In 2004 Boniface moved across town to General Motors. The first thing he worked on was the GM Sequel—a fuel cell-powered vehicle. Then the gen-five Camaro.
Boniface says, on this edition of “Autoline After Hours,” that he was, in effect, employee #1 on the Chevrolet Volt.
Then he moved to Cadillac for six years. He worked on XT4, XT5, CTS, CT6 and. . .he says the best part was working on the V-Series, the CTS-V and the ATS-V. (He says one of the engaging parts of the V programs was the level of commitment across all the functions involved: by having everyone working toward making something special, the results is–something special.)
Boniface moved to Buick in 2016 and has worked on vehicles including the Enclave and the Envision.
He points out that a lot of his work involves overseeing the studios in Korea and China. The China market is huge for Buick—roughly four times that of the U.S. market, so that part of the world is important. He notes that a lot of developments in the interior space are occurring in that part of the world, and interiors are part of his portfolio.
But then there’s the Wildcat EV Concept.
Realize that Buick arguably gave rise to the whole notion of the concept vehicle with the 1938 Buick Y-Job. The brand has had a number of vehicles with striking designs since then, such as the Wildcat I and II of the 1950s to the Velite in 2004 to the Avenir in 2016.

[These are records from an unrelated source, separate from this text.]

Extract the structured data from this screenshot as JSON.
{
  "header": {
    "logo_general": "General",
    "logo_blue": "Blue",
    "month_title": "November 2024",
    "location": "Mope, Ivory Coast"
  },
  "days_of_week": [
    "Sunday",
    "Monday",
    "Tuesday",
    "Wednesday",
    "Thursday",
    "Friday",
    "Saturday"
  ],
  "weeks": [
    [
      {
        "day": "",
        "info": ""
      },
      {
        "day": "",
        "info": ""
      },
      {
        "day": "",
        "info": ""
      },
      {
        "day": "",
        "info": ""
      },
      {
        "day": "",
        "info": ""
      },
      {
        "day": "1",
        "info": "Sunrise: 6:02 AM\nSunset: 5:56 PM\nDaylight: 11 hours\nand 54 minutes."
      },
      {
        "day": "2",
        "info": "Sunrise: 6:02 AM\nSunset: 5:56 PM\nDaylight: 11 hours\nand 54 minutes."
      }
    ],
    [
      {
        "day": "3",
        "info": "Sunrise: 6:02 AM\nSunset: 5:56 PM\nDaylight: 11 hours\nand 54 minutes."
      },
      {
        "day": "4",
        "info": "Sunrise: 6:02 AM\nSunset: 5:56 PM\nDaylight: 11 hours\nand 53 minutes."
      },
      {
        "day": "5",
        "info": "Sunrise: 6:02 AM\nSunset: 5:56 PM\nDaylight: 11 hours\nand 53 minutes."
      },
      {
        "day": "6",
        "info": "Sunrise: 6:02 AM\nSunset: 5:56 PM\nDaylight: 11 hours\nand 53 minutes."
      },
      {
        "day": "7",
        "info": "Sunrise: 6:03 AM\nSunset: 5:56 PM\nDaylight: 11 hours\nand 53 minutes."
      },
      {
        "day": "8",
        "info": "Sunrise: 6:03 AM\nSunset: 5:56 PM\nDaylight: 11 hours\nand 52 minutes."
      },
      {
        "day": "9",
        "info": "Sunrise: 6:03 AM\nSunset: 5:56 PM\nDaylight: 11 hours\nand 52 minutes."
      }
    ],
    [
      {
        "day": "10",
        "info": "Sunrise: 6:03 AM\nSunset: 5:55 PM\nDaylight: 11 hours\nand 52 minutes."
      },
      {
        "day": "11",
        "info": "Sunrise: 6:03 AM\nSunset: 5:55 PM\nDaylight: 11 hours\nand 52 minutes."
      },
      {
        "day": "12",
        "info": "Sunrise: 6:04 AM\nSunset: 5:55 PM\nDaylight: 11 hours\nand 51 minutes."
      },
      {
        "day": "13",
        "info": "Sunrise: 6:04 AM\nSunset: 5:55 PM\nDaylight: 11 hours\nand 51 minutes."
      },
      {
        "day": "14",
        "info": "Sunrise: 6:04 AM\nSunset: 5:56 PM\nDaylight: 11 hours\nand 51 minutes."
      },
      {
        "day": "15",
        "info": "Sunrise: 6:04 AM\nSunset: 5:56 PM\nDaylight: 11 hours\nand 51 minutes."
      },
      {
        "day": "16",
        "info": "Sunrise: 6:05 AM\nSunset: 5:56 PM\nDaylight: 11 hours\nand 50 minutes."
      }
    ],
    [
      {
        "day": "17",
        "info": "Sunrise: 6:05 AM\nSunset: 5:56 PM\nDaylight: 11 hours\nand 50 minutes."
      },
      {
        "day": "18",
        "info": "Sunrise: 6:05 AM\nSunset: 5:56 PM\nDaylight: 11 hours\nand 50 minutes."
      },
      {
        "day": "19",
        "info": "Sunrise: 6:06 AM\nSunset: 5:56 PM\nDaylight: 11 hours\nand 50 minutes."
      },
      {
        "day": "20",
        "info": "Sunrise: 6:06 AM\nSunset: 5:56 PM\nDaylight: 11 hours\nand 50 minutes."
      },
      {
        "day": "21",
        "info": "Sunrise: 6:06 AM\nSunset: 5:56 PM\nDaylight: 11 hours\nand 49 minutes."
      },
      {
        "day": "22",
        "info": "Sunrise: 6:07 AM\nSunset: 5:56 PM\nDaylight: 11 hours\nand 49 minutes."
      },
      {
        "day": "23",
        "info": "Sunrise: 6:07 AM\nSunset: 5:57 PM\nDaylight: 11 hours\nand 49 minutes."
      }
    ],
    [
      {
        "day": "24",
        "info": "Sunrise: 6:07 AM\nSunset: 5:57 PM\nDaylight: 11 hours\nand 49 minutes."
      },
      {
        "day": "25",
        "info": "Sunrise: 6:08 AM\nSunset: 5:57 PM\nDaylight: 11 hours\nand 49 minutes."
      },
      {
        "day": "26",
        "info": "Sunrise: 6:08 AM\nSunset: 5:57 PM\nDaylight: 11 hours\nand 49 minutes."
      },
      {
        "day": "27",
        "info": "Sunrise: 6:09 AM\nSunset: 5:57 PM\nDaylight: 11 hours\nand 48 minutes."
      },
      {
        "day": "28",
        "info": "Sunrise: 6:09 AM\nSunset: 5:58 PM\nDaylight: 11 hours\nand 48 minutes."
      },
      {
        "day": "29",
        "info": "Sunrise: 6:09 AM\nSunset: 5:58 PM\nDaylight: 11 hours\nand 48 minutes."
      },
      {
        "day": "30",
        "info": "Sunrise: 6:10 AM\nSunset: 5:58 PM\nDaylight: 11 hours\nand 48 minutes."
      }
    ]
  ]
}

Back in 2018 Boniface says that they went to work on developing not so much a new vehicle as a new design language. But that exercise gave rise to the Wildcat EV Concept, a 2+2 coupe that is an expression of the electric future of Buick and that expression includes a new face—although being new, it also includes a nod to the brand’s design paste (e.g., high lamps, body-mounted badge).
Again: it is the language that they created and the vehicles to come will be spelled with those words.
If you have any interest in automotive design over the past 30 years, then this edition of “Autoline After Hours” is must viewing.
And you can see it here.